[Work request]: Check each line of the data, and copy those where "JSON" appears.

[Provided records Boundary: Start]

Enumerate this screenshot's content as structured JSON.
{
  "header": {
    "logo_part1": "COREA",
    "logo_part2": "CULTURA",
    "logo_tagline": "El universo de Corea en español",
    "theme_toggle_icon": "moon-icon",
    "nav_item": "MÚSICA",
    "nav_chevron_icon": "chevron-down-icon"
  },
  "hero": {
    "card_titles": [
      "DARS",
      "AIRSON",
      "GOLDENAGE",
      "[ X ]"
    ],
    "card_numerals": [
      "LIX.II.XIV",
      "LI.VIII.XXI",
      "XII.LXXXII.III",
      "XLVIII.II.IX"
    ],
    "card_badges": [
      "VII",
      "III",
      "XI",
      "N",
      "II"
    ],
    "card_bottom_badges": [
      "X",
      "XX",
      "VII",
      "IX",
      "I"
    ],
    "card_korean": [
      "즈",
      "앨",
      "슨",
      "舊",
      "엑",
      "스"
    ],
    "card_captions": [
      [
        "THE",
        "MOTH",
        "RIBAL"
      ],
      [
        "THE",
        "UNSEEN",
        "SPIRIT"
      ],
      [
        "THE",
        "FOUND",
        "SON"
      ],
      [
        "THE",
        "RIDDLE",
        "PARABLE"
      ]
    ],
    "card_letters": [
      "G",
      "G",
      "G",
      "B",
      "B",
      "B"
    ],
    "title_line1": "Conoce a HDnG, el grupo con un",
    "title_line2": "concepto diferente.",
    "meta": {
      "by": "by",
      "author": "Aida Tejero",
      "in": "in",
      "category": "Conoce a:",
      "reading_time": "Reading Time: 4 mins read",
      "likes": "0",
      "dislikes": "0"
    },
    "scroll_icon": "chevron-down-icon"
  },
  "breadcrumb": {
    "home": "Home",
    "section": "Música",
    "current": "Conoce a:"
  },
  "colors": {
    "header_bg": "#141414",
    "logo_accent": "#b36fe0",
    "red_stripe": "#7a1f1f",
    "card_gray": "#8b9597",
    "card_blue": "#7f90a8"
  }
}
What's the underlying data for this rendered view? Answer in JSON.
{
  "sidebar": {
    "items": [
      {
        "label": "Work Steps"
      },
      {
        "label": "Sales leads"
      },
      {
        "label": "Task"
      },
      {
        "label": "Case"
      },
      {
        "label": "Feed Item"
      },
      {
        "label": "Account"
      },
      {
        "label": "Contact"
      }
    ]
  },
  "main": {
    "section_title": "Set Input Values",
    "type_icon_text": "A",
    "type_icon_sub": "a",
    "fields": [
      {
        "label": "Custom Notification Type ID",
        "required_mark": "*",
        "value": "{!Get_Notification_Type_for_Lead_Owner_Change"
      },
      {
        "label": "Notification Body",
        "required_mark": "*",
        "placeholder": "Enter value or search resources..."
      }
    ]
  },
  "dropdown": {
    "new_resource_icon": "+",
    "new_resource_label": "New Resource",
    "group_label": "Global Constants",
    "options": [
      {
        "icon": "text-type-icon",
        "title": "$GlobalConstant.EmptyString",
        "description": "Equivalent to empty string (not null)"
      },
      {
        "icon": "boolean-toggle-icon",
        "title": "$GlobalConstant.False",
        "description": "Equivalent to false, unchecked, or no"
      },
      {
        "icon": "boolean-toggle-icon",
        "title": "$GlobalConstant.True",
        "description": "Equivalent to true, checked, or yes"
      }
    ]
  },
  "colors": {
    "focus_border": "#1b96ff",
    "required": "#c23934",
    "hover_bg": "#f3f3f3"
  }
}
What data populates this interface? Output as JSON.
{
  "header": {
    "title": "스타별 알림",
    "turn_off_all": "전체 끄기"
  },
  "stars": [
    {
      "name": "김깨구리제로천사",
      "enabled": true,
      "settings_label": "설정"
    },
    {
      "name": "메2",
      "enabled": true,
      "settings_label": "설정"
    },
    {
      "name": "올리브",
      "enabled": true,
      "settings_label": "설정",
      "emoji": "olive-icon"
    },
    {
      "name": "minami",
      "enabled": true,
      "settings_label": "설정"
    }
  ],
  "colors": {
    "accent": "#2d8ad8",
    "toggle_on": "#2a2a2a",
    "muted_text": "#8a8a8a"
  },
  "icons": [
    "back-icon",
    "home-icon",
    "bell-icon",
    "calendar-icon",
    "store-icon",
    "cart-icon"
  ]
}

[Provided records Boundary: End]

[Answer space]:
Enumerate this screenshot's content as structured JSON.
What's the underlying data for this rendered view? Answer in JSON.
What data populates this interface? Output as JSON.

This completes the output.